TIME History

Aboard a U.S. Coast Guard Cutter in World War II: Rare Photos

Photos by Dale Rooks, a Coast Guard Photographer's Mate First Class, made during and after the Second World War.

A few months ago, LIFE.com published a series of photos from World War II, taken by a Michigan native named Dale Rooks. The pictures were striking not only because the quality of the work was so uniformly high, but because they had come our way, unbidden but definitely welcomed, via Rooks’s son, Jan. As mentioned in the previous post, the photographs had been seen by virtually no one except Dale Rooks’s family and the Rooks family’s friends for the past seven decades.

(Dale Rooks died in 1954 of cancer, when he was just 37 years old.)

Here, we present another gallery of photos by Dale Rooks, made during and after the Second World War. This time around, we’re focusing on life aboard the United States Coast Guard ship Duane—a Treasury-class cutter built at the Philadelphia Navy Yard in the mid-1930s.

In 1987, after five decades of service and two years after being decommissioned, the Duane was intentionally sunk in order to create an artificial reef in the Florida Keys.

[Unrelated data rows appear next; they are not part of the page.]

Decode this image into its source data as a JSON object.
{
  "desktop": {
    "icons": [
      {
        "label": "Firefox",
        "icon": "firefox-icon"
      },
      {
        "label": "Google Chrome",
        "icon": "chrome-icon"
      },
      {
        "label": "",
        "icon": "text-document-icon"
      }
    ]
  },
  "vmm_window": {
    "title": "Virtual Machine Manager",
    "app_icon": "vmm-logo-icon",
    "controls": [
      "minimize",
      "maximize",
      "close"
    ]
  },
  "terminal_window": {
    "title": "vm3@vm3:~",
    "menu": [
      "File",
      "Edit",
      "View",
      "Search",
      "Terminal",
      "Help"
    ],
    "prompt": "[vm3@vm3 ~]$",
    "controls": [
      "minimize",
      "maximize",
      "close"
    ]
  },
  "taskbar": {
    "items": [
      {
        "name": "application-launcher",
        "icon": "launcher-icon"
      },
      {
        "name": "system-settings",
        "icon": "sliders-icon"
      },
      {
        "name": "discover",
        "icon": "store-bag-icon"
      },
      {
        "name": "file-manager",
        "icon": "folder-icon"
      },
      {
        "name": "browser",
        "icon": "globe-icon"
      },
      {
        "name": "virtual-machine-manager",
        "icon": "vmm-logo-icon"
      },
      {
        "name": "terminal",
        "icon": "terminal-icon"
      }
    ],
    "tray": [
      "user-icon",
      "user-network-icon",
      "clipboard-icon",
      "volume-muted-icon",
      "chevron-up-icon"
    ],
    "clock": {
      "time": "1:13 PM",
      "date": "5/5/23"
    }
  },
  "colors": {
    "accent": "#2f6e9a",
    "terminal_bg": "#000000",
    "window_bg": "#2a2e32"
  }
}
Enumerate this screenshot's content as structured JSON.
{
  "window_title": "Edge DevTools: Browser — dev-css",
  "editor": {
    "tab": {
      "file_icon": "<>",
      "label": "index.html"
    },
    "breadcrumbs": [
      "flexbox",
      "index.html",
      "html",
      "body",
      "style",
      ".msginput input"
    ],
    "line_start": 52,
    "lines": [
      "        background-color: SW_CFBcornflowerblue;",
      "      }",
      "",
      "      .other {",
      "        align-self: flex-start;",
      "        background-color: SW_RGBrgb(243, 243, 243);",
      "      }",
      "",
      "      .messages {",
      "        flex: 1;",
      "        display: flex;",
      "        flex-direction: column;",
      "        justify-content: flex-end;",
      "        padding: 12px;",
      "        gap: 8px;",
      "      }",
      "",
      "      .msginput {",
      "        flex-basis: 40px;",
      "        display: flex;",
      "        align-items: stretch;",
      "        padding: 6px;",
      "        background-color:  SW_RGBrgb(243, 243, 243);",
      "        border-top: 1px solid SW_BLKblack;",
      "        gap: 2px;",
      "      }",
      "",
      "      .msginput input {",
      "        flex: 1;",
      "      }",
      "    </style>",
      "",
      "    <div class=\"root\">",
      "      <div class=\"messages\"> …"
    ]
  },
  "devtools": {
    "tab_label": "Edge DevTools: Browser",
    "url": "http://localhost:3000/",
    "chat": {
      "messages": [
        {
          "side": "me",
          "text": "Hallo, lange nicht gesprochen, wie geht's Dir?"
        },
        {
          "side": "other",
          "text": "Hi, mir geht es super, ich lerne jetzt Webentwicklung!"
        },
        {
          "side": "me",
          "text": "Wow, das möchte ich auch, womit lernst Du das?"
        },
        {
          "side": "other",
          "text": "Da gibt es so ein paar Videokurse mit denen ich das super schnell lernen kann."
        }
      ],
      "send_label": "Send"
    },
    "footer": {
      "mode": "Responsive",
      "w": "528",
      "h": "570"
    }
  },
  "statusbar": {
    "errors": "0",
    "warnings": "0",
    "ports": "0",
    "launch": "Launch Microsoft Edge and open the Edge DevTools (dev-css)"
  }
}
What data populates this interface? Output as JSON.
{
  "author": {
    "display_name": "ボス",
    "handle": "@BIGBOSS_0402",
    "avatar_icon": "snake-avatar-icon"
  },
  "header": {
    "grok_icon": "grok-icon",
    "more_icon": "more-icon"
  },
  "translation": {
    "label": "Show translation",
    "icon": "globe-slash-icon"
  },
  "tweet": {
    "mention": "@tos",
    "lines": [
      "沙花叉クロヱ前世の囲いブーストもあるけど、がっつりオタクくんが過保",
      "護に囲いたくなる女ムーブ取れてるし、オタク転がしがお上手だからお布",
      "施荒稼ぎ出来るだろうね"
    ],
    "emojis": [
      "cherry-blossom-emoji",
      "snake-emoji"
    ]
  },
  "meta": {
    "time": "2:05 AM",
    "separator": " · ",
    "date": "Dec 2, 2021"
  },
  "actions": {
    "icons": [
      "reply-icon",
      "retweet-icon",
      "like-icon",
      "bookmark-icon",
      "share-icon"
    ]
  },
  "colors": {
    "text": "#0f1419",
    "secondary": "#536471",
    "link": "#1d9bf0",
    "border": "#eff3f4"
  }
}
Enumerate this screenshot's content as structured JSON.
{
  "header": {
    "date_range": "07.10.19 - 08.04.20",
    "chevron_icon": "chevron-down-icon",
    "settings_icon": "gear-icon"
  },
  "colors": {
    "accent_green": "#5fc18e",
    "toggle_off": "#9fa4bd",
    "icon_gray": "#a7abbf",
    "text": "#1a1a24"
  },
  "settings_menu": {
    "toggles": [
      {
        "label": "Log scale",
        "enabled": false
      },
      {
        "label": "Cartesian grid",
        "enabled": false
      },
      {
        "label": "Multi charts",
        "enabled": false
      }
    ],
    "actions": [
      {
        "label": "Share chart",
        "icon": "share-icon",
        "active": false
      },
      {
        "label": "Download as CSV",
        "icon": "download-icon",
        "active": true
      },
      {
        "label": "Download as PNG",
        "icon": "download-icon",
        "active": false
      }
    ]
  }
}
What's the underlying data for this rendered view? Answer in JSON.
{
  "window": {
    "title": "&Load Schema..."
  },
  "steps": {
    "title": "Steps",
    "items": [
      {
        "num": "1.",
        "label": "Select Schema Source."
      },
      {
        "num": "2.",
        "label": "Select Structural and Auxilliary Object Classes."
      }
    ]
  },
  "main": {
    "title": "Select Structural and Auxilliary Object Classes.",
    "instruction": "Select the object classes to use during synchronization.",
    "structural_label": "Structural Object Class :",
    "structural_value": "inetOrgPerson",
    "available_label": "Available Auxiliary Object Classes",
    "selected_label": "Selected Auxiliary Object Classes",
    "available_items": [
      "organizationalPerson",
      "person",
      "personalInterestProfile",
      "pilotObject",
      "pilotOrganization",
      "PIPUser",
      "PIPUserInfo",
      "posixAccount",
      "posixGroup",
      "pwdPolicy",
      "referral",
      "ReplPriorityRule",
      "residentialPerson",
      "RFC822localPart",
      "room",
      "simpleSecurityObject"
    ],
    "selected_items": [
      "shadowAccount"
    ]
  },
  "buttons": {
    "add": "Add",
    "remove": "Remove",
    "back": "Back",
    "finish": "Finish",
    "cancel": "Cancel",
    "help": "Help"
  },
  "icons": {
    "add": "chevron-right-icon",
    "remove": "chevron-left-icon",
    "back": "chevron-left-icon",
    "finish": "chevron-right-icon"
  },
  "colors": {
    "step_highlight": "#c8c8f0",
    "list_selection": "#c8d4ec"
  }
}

Fifteen years later, she was added to the United States’ National Register of Historic Places.

NOTE: As the caption information that accompanies so many of Dale Rooks’s photos from France is limited—and often non-existent—we’re hoping that some readers might recognize specific locations or even individuals in the images. If you or anyone you know is able to provide details about any or all of the pictures, please contact Jan Rooks at dale.rooks.son@gmail.com.

[Learn more about Dale Rooks and see more of his photos at dalerooks.org]

[Learn more about life aboard the Duane at ‘John Baker’s Warbook’]

Dale Rooks, Photographer's Mate First Class, USCG.
Dale Rooks/U.S. Coast Guard

Your browser is out of date. Please update your browser at http://update.microsoft.com


Dear TIME Reader,

As a regular visitor to TIME.com, we are sure you enjoy all the great journalism created by our editors and reporters. Great journalism has great value, and it costs money to make it. One of the main ways we cover our costs is through advertising.

The use of software that blocks ads limits our ability to provide you with the journalism you enjoy. Consider turning your Ad Blocker off so that we can continue to provide the world class journalism you have become accustomed to.

The TIME Team